Markum and his partner sell most of their beer in local taverns, but about five percent of the 700 gallons of beer they brew every month is sold to customers who crowd the tiny barroom on weekend afternoons. Like Markum and other local aficionados, they’ve tired of the anodyne product from the huge commercial breweries. “Generally, craft beers will have more body and more taste because they use more grains and more hops in making them,” Markum explained.
According to Markum, commercial beers like Budweiser and Miller are the result of a deal with the devil. The major brewers, he said, were trying to make beer “as cheaply as possible and make it taste just enough like beer so that it would pass…And, of course, it had alcohol in it to keep it from spoiling and to get you drunk.”
Markum’s enthusiasm for his pale ales, stouts, lagers, and IPAs is borne out by the taste and the buzz. American pale ales tend to be “hoppier” and have a higher alcohol content (about 5.5 percent) than British Bass pale ale. American IPAs are even “hoppier” and have a higher alcohol content (6.3 percent) than the pale ales, he said, chortling in delight. Like Gentry, Markum relishes making and sharing his product. But running a microbrewery is largely its own reward. Tennessee has the highest tax in the country on beer sold wholesale, and the profit on the small amount they sell in the taproom isn’t ever going to make them rich. So, after six years on Frazier Avenue, they’re moving into their own purpose-built brewpub on the Southside. Set to open by Christmas, it will feature 6,000 square feet of brewery space and 1,500 square feet of retail space, including a tasting room and a restaurant. The food will be designed to complement the beer rather than the other way around—Markum wouldn’t have it any other way.
Three other microbreweries have opened in Chattanooga during the past few years, bearing out the perception among local brewers that the market for craft beers is “exploding.” McHale’s Brewhouse on Ashland Terrace opened in 2011 and The Terminal Brewhouse on Market Street, adjacent to the Chattanooga Choo Choo, began brewing in 2009. A couple of years earlier, Chris Hunt opened the Moccasin Bend Brewery, whose motto is “Keep Moccasin Bend weird, and weird is good.”
Regarded as a kind of mad scientist, Hunt takes pleasure in stretching people’s perceptions of what beer is and how it should taste. “We take a style of beer, and then we put our twist on it,” he said. “For example, our chocolate stout; it doesn’t contain any chocolate, but we discovered a malt combination that mimics that chocolate taste.” They also brew a smoked porter with “a bacon flavor” called “smoked porker.”
Located in a warehouse built in the early 1940s of red wood and brick, it’s a relatively small brewery, producing between 240 ad 280 gallons a week. “We started off really small, and because of that we learned to brew a lot of different beers,” said Hunt, by way of explaining why he and his partner produced 45 different “brands” last year.
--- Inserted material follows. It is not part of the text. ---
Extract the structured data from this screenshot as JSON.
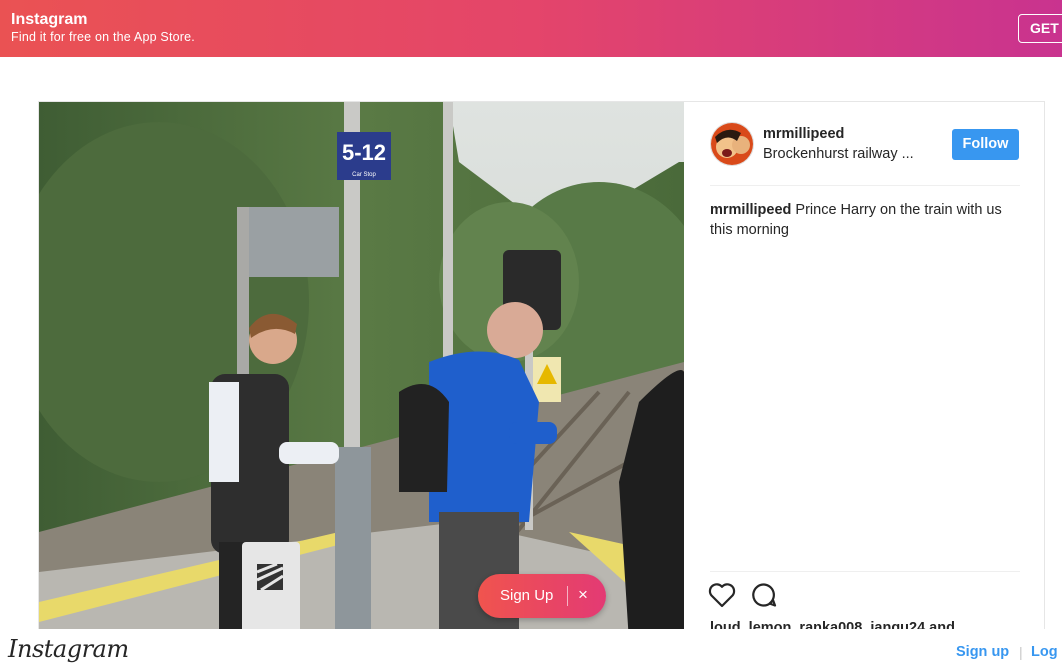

This year, he intends to brew fewer styles, but his enthusiasm may well get the best of him.
Moccasin Bend Brewery produces stouts, ales, lagers and sours. “We’re the only brewery in town, as far as I know, to create a sour (a Belgian-style beer made from both yeast and a bacteria that gives it a sour taste). Anything Belgian, but especially the sours, are becoming really popular,” said Hunt. The tasting room (legally they can’t call it a bar) is tiny, just 640 square feet, but most people take their beer into the adjacent garden and eat from the food trucks parked nearby.
Chattanooga’s most recent brewpub, McHale’s Brewery, run by brewer Adam Hale and his cousin, is on Ashland Terrace. Like Hunt, Hale exults in experimentation, but he’s loath to step too far outside the norm. “I mostly stick to the basic ingredients. I’ve always been interested in seeing what you can do with just a small palette of grains and the hops with different yeasts…the way you treat the yeast can make such a big difference. I occasionally may put other things in there. One of our beers is called ‘The Clementine,’ that’s made with Clementine oranges. We were only using the zest. It gave it that kind of orange-y perfume.”
Big River became big money. But for the most part, so far at least, for the rest of these avid alchemists, their reward is the pleasure they bring to the growing number of drinkers they’ve introduced to a brew that everyone thought they already knew.